The captioner or interpreter may be unfamiliar with the terminology, names, locations, song lyrics, or subject-specific information contained in the video.  This unfamiliarity may result in inaccurate translation/captions. Interpreters and captioners are able to translate one voice at a time. If people in the video speak over one another, or if a professor speaks during the video presentation, some dialog would not be relayed to the student. Videos that contain quality captions ensure students receive equal access to the information being presented.

How long does it take to get media captioned?

For shorter videos of ten minutes or less, please allow a one-week turnaround. For longer videos, please allow two weeks. For last-minute media captioning requests, please submit your request via AIM and indicate your desired turnaround time. Please plan accordingly. If videos are not captioned, they may not be shown in class or be required to view outside of class time.

Is a transcript of a video sufficient?

If the media has audio and video, you need to have it captioned. A transcript is not sufficient.

Why aren’t automatic captions sufficient for a video shown in class?

Automatic captions do not meet caption quality or legal standards that apply to video captioning as a whole. Captions must relay the speaker’s exact words with correct spelling, punctuation, and grammar with 99% accuracy. Captions may not be paraphrased and must honor the original tone and intent of the speaker. Sounds, music, and other environmental noises must also appear.

For more information on this, please review this link for clarification on automated captions. A quick way to determine if the captions are acceptable is to check to see if there is punctuation and speaker identifiers.

What if the clip I plan to use is from YouTube?

If the material is on YouTube, you should check to see if it’s appropriately captioned. If it is not properly captioned, request that DSP have it captioned for you.

*A warning about YouTube videos:  Often YouTube videos show the “CC” symbol indicating they are captioned. However, if you click on the “CC” symbol and it says “English (Auto Generated),” these captions are produced using voice recognition software and fall below ADA and UC Berkeley quality standards. When used in the classroom, auto-generated captions may limit accessibility for the student with a hearing loss. 

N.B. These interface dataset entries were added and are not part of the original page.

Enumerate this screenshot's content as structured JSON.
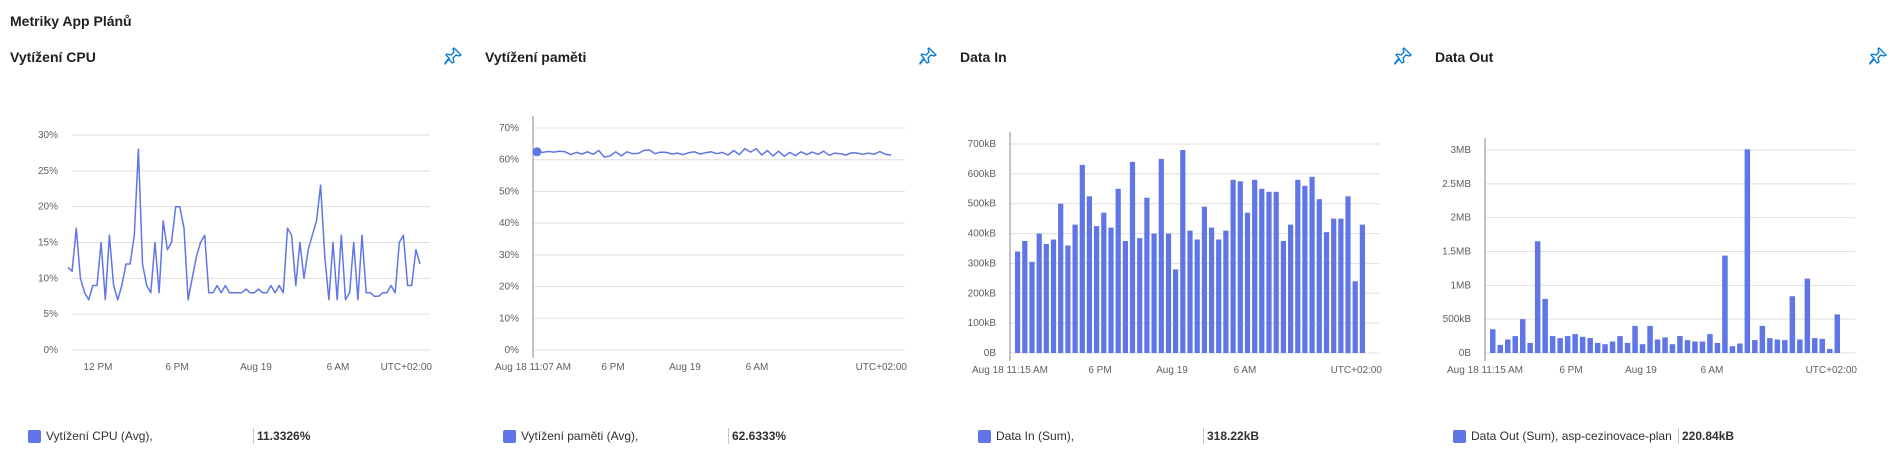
{
  "page_title": "Metriky App Plánů",
  "pin_icon": "pin-icon",
  "accent_color": "#6076e6",
  "cards": [
    {
      "title": "Vytížení CPU",
      "legend_name": "Vytížení CPU (Avg),",
      "legend_value": "11.3326%",
      "y_ticks": [
        "0%",
        "5%",
        "10%",
        "15%",
        "20%",
        "25%",
        "30%"
      ],
      "x_ticks": [
        "12 PM",
        "6 PM",
        "Aug 19",
        "6 AM"
      ],
      "x_start_label": "",
      "timezone": "UTC+02:00"
    },
    {
      "title": "Vytížení paměti",
      "legend_name": "Vytížení paměti (Avg),",
      "legend_value": "62.6333%",
      "y_ticks": [
        "0%",
        "10%",
        "20%",
        "30%",
        "40%",
        "50%",
        "60%",
        "70%"
      ],
      "x_ticks": [
        "6 PM",
        "Aug 19",
        "6 AM"
      ],
      "x_start_label": "Aug 18 11:07 AM",
      "timezone": "UTC+02:00"
    },
    {
      "title": "Data In",
      "legend_name": "Data In (Sum),",
      "legend_value": "318.22kB",
      "y_ticks": [
        "0B",
        "100kB",
        "200kB",
        "300kB",
        "400kB",
        "500kB",
        "600kB",
        "700kB"
      ],
      "x_ticks": [
        "6 PM",
        "Aug 19",
        "6 AM"
      ],
      "x_start_label": "Aug 18 11:15 AM",
      "timezone": "UTC+02:00"
    },
    {
      "title": "Data Out",
      "legend_name": "Data Out (Sum), asp-cezinovace-plan",
      "legend_value": "220.84kB",
      "y_ticks": [
        "0B",
        "500kB",
        "1MB",
        "1.5MB",
        "2MB",
        "2.5MB",
        "3MB"
      ],
      "x_ticks": [
        "6 PM",
        "Aug 19",
        "6 AM"
      ],
      "x_start_label": "Aug 18 11:15 AM",
      "timezone": "UTC+02:00"
    }
  ],
  "chart_data": [
    {
      "type": "line",
      "title": "Vytížení CPU",
      "ylabel": "",
      "ylim": [
        0,
        30
      ],
      "series": [
        {
          "name": "Vytížení CPU (Avg)",
          "values": [
            11.5,
            11,
            17,
            10,
            8,
            7,
            9,
            9,
            15,
            7,
            16,
            9,
            7,
            9,
            12,
            12,
            16,
            28,
            12,
            9,
            8,
            15,
            8,
            18,
            14,
            15,
            20,
            20,
            17,
            7,
            10,
            13,
            15,
            16,
            8,
            8,
            9,
            8,
            9,
            8,
            8,
            8,
            8,
            8.5,
            8,
            8,
            8.5,
            8,
            8,
            9,
            8,
            9,
            8,
            17,
            16,
            9,
            15,
            10,
            14,
            16,
            18,
            23,
            13,
            7,
            15,
            7,
            16,
            7,
            8,
            15,
            7,
            16,
            8,
            8,
            7.5,
            7.5,
            8,
            8,
            9,
            8,
            15,
            16,
            9,
            9,
            14,
            12
          ]
        }
      ]
    },
    {
      "type": "line",
      "title": "Vytížení paměti",
      "ylabel": "",
      "ylim": [
        0,
        70
      ],
      "series": [
        {
          "name": "Vytížení paměti (Avg)",
          "values": [
            62.5,
            62.3,
            62.6,
            62.4,
            62.7,
            62.5,
            61.6,
            62.3,
            61.8,
            62.5,
            61.7,
            62.9,
            60.8,
            61.2,
            62.5,
            61.2,
            62.5,
            61.9,
            62,
            62.9,
            63.1,
            61.9,
            62.4,
            62.3,
            61.8,
            62.1,
            61.6,
            62.2,
            62.5,
            61.8,
            62.2,
            62.5,
            61.9,
            62.3,
            61.5,
            62.9,
            61.6,
            63.5,
            62.4,
            63.5,
            61.5,
            62.9,
            61.2,
            62.7,
            61.1,
            62.3,
            61.3,
            62.5,
            61.6,
            62.4,
            61.7,
            62.7,
            61.4,
            62.1,
            61.9,
            61.5,
            62.2,
            62.1,
            61.7,
            62.1,
            61.7,
            62.6,
            61.7,
            61.5
          ]
        }
      ]
    },
    {
      "type": "bar",
      "title": "Data In",
      "ylabel": "",
      "ylim": [
        0,
        750
      ],
      "unit": "kB",
      "series": [
        {
          "name": "Data In (Sum)",
          "values": [
            340,
            375,
            305,
            400,
            365,
            380,
            500,
            360,
            430,
            630,
            525,
            425,
            470,
            420,
            550,
            375,
            640,
            385,
            520,
            400,
            650,
            400,
            280,
            680,
            410,
            380,
            490,
            420,
            380,
            410,
            580,
            575,
            470,
            580,
            550,
            540,
            540,
            375,
            430,
            580,
            560,
            590,
            515,
            405,
            450,
            450,
            525,
            240,
            430
          ]
        }
      ]
    },
    {
      "type": "bar",
      "title": "Data Out",
      "ylabel": "",
      "ylim": [
        0,
        3300
      ],
      "unit": "kB",
      "series": [
        {
          "name": "Data Out (Sum), asp-cezinovace-plan",
          "values": [
            350,
            120,
            200,
            250,
            500,
            150,
            1650,
            800,
            250,
            220,
            250,
            280,
            240,
            220,
            150,
            130,
            170,
            250,
            150,
            400,
            130,
            400,
            200,
            230,
            130,
            250,
            190,
            170,
            170,
            280,
            150,
            1440,
            100,
            140,
            3010,
            190,
            400,
            220,
            200,
            190,
            840,
            200,
            1100,
            220,
            210,
            60,
            570
          ]
        }
      ]
    }
  ]
}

The auto-generated captions are sometimes so inaccurate that they prohibit proper comprehension of the material being presented. It is required you always review the entire YouTube video to check the quality of the captions before showing it in class.  If captions do not meet ADA and University requirements, you should request that the DSP have them captioned.

What if the instructor owns the video?

If the video will be shown in the classroom or is required to be watched outside of class time by the students, regardless of whether it is instructor-owned or campus-owned, it will need to be captioned.

Can I get foreign language films captioned?

Yes. Please submit your request through AIM.

Where can I go to find an already captioned version of the film/video I want to play?

Do only D/deaf and hard-of-hearing persons benefit from captioning?

No. Captions aid in comprehension, accuracy, engagement, and retention for persons without hearing loss as well.